(Data about app and page elements)
:::::
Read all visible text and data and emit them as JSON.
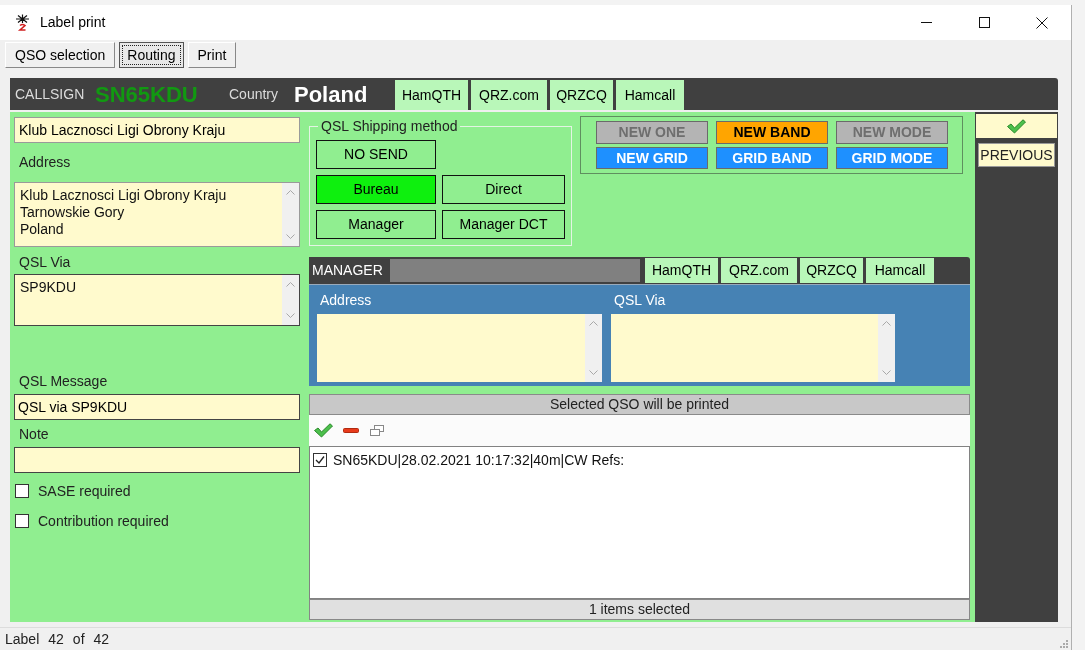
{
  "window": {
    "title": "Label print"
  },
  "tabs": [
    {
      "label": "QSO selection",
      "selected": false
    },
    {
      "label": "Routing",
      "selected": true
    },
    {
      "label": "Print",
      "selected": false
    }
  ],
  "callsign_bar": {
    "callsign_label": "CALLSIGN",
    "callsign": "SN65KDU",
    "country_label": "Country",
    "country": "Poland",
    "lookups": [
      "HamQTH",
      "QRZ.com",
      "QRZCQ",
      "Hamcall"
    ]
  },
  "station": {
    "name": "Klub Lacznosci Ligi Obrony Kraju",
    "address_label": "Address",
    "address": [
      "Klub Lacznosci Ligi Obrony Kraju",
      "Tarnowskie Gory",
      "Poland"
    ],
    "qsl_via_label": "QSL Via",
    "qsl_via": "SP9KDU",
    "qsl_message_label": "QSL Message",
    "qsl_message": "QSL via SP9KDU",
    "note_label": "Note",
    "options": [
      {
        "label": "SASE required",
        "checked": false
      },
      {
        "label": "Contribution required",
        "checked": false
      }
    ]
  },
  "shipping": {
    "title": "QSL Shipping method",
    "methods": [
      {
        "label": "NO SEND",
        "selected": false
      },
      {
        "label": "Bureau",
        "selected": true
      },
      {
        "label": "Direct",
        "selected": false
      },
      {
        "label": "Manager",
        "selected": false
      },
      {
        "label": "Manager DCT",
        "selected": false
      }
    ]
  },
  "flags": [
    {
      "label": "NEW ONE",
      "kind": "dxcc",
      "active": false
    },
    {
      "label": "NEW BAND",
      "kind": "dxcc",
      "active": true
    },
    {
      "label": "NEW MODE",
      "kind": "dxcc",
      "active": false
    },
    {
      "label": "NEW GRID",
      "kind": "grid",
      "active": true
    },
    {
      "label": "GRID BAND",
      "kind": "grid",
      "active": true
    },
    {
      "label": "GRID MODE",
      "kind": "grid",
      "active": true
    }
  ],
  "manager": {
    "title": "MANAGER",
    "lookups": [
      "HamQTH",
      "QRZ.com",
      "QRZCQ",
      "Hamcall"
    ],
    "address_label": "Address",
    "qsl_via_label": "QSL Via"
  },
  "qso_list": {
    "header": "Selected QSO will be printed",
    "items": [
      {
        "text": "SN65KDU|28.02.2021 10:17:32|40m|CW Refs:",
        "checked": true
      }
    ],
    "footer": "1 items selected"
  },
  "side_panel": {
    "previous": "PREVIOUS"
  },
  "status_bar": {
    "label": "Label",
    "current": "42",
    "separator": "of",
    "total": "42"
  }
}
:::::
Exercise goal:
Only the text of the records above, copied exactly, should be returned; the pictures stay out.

Task output:
Read all visible text and data and emit them as JSON.
{
  "window": {
    "title": "Label print"
  },
  "tabs": [
    {
      "label": "QSO selection",
      "selected": false
    },
    {
      "label": "Routing",
      "selected": true
    },
    {
      "label": "Print",
      "selected": false
    }
  ],
  "callsign_bar": {
    "callsign_label": "CALLSIGN",
    "callsign": "SN65KDU",
    "country_label": "Country",
    "country": "Poland",
    "lookups": [
      "HamQTH",
      "QRZ.com",
      "QRZCQ",
      "Hamcall"
    ]
  },
  "station": {
    "name": "Klub Lacznosci Ligi Obrony Kraju",
    "address_label": "Address",
    "address": [
      "Klub Lacznosci Ligi Obrony Kraju",
      "Tarnowskie Gory",
      "Poland"
    ],
    "qsl_via_label": "QSL Via",
    "qsl_via": "SP9KDU",
    "qsl_message_label": "QSL Message",
    "qsl_message": "QSL via SP9KDU",
    "note_label": "Note",
    "options": [
      {
        "label": "SASE required",
        "checked": false
      },
      {
        "label": "Contribution required",
        "checked": false
      }
    ]
  },
  "shipping": {
    "title": "QSL Shipping method",
    "methods": [
      {
        "label": "NO SEND",
        "selected": false
      },
      {
        "label": "Bureau",
        "selected": true
      },
      {
        "label": "Direct",
        "selected": false
      },
      {
        "label": "Manager",
        "selected": false
      },
      {
        "label": "Manager DCT",
        "selected": false
      }
    ]
  },
  "flags": [
    {
      "label": "NEW ONE",
      "kind": "dxcc",
      "active": false
    },
    {
      "label": "NEW BAND",
      "kind": "dxcc",
      "active": true
    },
    {
      "label": "NEW MODE",
      "kind": "dxcc",
      "active": false
    },
    {
      "label": "NEW GRID",
      "kind": "grid",
      "active": true
    },
    {
      "label": "GRID BAND",
      "kind": "grid",
      "active": true
    },
    {
      "label": "GRID MODE",
      "kind": "grid",
      "active": true
    }
  ],
  "manager": {
    "title": "MANAGER",
    "lookups": [
      "HamQTH",
      "QRZ.com",
      "QRZCQ",
      "Hamcall"
    ],
    "address_label": "Address",
    "qsl_via_label": "QSL Via"
  },
  "qso_list": {
    "header": "Selected QSO will be printed",
    "items": [
      {
        "text": "SN65KDU|28.02.2021 10:17:32|40m|CW Refs:",
        "checked": true
      }
    ],
    "footer": "1 items selected"
  },
  "side_panel": {
    "previous": "PREVIOUS"
  },
  "status_bar": {
    "label": "Label",
    "current": "42",
    "separator": "of",
    "total": "42"
  }
}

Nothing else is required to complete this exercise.